The Independent

Putting on a new CD of Chopin Scherzi and Impromptus, I wonder how it will measure up to others on the market. Very well, actually, with the notes seeming to glow. But its biography omits the fact that the pianist Bernard d’Ascoli has seen nothing since the age of three. I once looked over his shoulder as he played: whereas most pianists’ hands seem to do their owner’s bidding, his moved with a curious watchfulness, as though they saw as well as felt. He told me that he had no memory of sight – “The idea to me is entirely abstract” – and that he grew up with no sense of being handicapped. He didn’t go to blind school, and did precociously well in the normal system, becoming famous as a recitalist in his native Marseille at 20. The word “handicap” is not in his vocabulary; “frustration” is what he speaks of, and, as a teacher, he is adept at dealing with the frustrations of the sighted pupils who flock to his home.

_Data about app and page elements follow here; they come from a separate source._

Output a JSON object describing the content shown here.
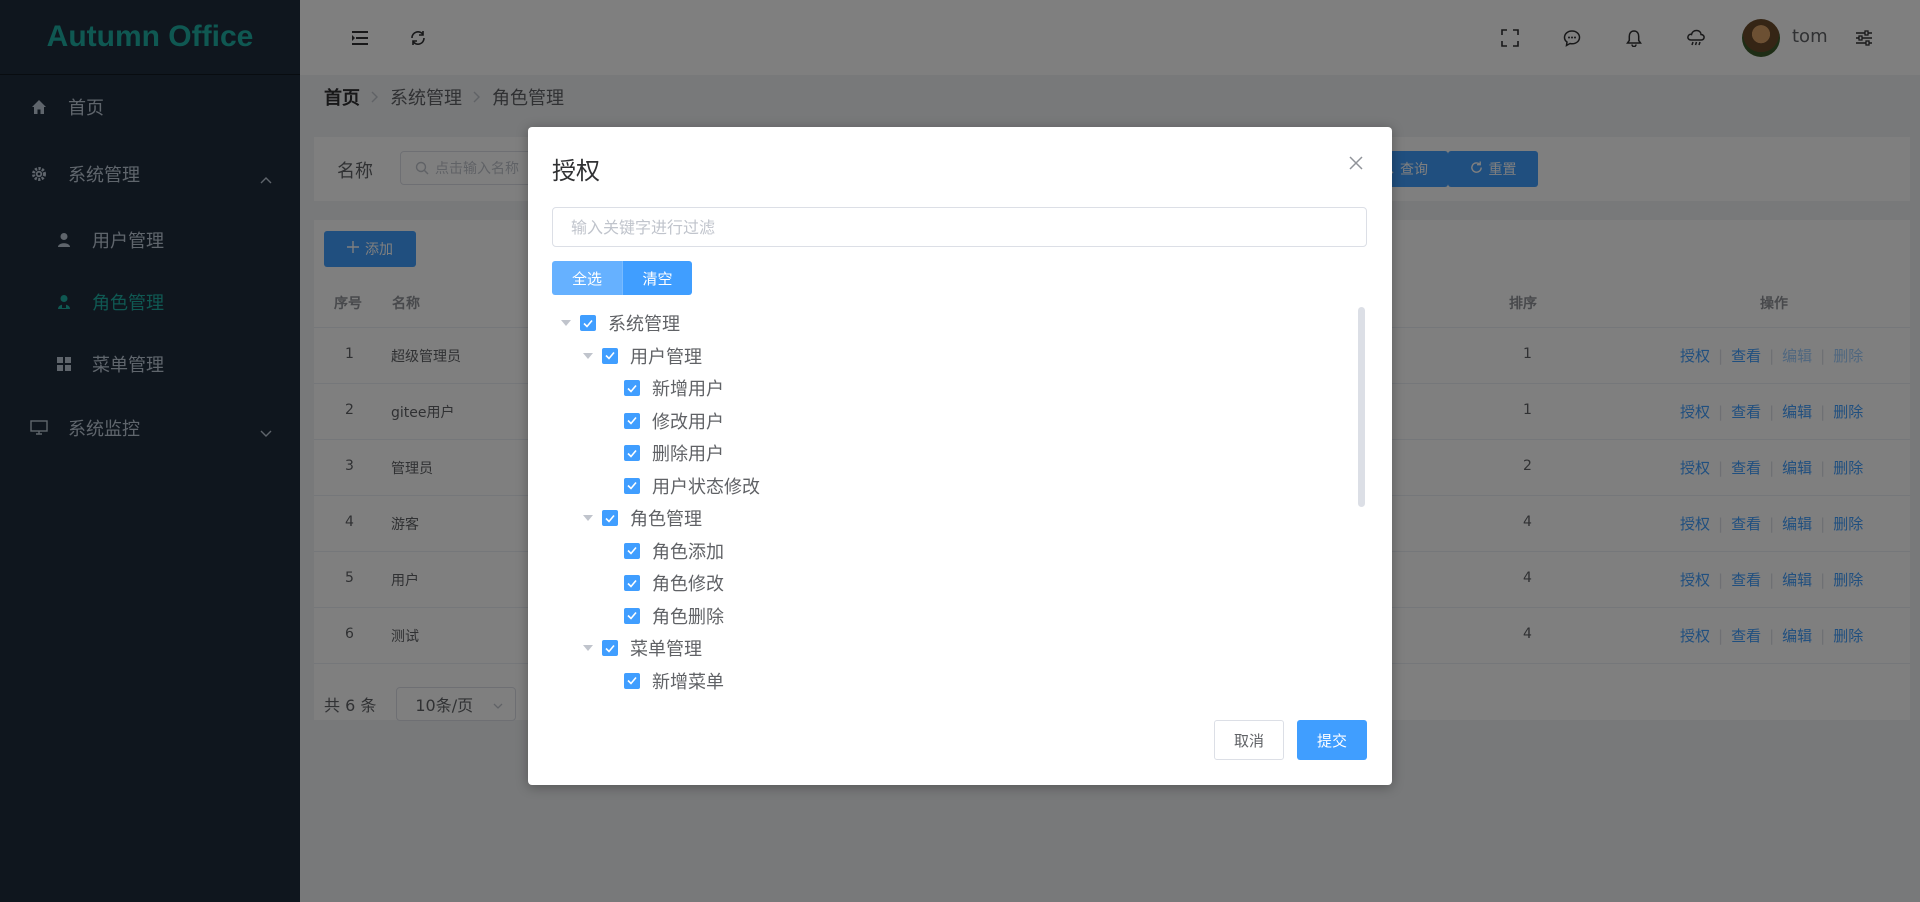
{
  "app": {
    "logo": "Autumn Office"
  },
  "sidebar": {
    "items": [
      {
        "label": "首页",
        "icon": "home-icon"
      },
      {
        "label": "系统管理",
        "icon": "gear-icon",
        "expanded": true,
        "children": [
          {
            "label": "用户管理",
            "icon": "user-icon"
          },
          {
            "label": "角色管理",
            "icon": "role-icon",
            "active": true
          },
          {
            "label": "菜单管理",
            "icon": "grid-icon"
          }
        ]
      },
      {
        "label": "系统监控",
        "icon": "monitor-icon",
        "expanded": false
      }
    ]
  },
  "header": {
    "username": "tom"
  },
  "breadcrumb": {
    "home": "首页",
    "level1": "系统管理",
    "level2": "角色管理"
  },
  "search": {
    "label": "名称",
    "placeholder": "点击输入名称",
    "query_label": "查询",
    "reset_label": "重置"
  },
  "toolbar": {
    "add_label": "添加"
  },
  "table": {
    "columns": {
      "index": "序号",
      "name": "名称",
      "sort": "排序",
      "actions": "操作"
    },
    "rows": [
      {
        "index": "1",
        "name": "超级管理员",
        "sort": "1"
      },
      {
        "index": "2",
        "name": "gitee用户",
        "sort": "1"
      },
      {
        "index": "3",
        "name": "管理员",
        "sort": "2"
      },
      {
        "index": "4",
        "name": "游客",
        "sort": "4"
      },
      {
        "index": "5",
        "name": "用户",
        "sort": "4"
      },
      {
        "index": "6",
        "name": "测试",
        "sort": "4"
      }
    ],
    "actions": {
      "grant": "授权",
      "view": "查看",
      "edit": "编辑",
      "delete": "删除"
    }
  },
  "pagination": {
    "total_text": "共 6 条",
    "page_size": "10条/页"
  },
  "dialog": {
    "title": "授权",
    "filter_placeholder": "输入关键字进行过滤",
    "select_all": "全选",
    "clear": "清空",
    "tree": [
      {
        "label": "系统管理",
        "level": 0,
        "checked": true,
        "expandable": true
      },
      {
        "label": "用户管理",
        "level": 1,
        "checked": true,
        "expandable": true
      },
      {
        "label": "新增用户",
        "level": 2,
        "checked": true
      },
      {
        "label": "修改用户",
        "level": 2,
        "checked": true
      },
      {
        "label": "删除用户",
        "level": 2,
        "checked": true
      },
      {
        "label": "用户状态修改",
        "level": 2,
        "checked": true
      },
      {
        "label": "角色管理",
        "level": 1,
        "checked": true,
        "expandable": true
      },
      {
        "label": "角色添加",
        "level": 2,
        "checked": true
      },
      {
        "label": "角色修改",
        "level": 2,
        "checked": true
      },
      {
        "label": "角色删除",
        "level": 2,
        "checked": true
      },
      {
        "label": "菜单管理",
        "level": 1,
        "checked": true,
        "expandable": true
      },
      {
        "label": "新增菜单",
        "level": 2,
        "checked": true
      }
    ],
    "cancel_label": "取消",
    "submit_label": "提交"
  },
  "colors": {
    "accent": "#409eff",
    "sidebar_bg": "#1f2d3d",
    "logo": "#1fb0a4"
  }
}
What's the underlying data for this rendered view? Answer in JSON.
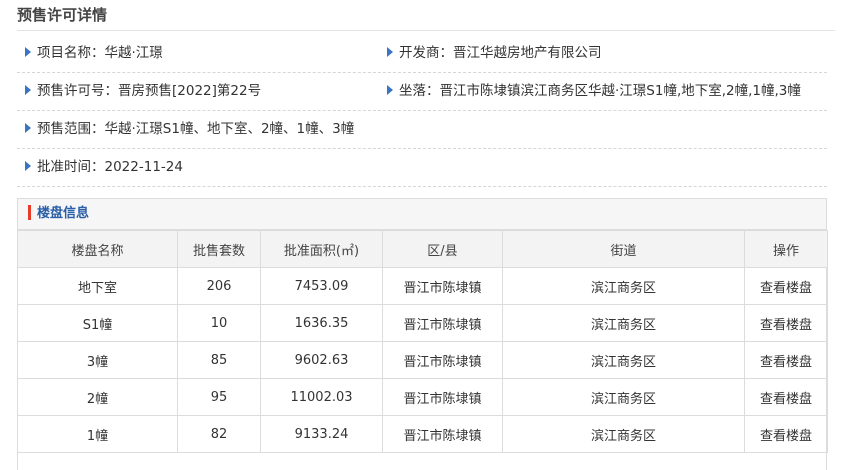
{
  "page_title": "预售许可详情",
  "info": {
    "project_name": "项目名称：华越·江璟",
    "developer": "开发商：晋江华越房地产有限公司",
    "permit_no": "预售许可号：晋房预售[2022]第22号",
    "location": "坐落：晋江市陈埭镇滨江商务区华越·江璟S1幢,地下室,2幢,1幢,3幢",
    "presale_scope": "预售范围：华越·江璟S1幢、地下室、2幢、1幢、3幢",
    "approval_time": "批准时间：2022-11-24"
  },
  "building_panel": {
    "title": "楼盘信息",
    "columns": [
      "楼盘名称",
      "批售套数",
      "批准面积(㎡)",
      "区/县",
      "街道",
      "操作"
    ],
    "rows": [
      [
        "地下室",
        "206",
        "7453.09",
        "晋江市陈埭镇",
        "滨江商务区",
        "查看楼盘"
      ],
      [
        "S1幢",
        "10",
        "1636.35",
        "晋江市陈埭镇",
        "滨江商务区",
        "查看楼盘"
      ],
      [
        "3幢",
        "85",
        "9602.63",
        "晋江市陈埭镇",
        "滨江商务区",
        "查看楼盘"
      ],
      [
        "2幢",
        "95",
        "11002.03",
        "晋江市陈埭镇",
        "滨江商务区",
        "查看楼盘"
      ],
      [
        "1幢",
        "82",
        "9133.24",
        "晋江市陈埭镇",
        "滨江商务区",
        "查看楼盘"
      ]
    ]
  },
  "colors": {
    "arrow": "#3a74c2",
    "panel_title": "#2a5fa8",
    "panel_marker": "#e53d2a"
  }
}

Blindness, he says, “has led me to develop my inner ear, and therefore theirs as well”.

—Michael Church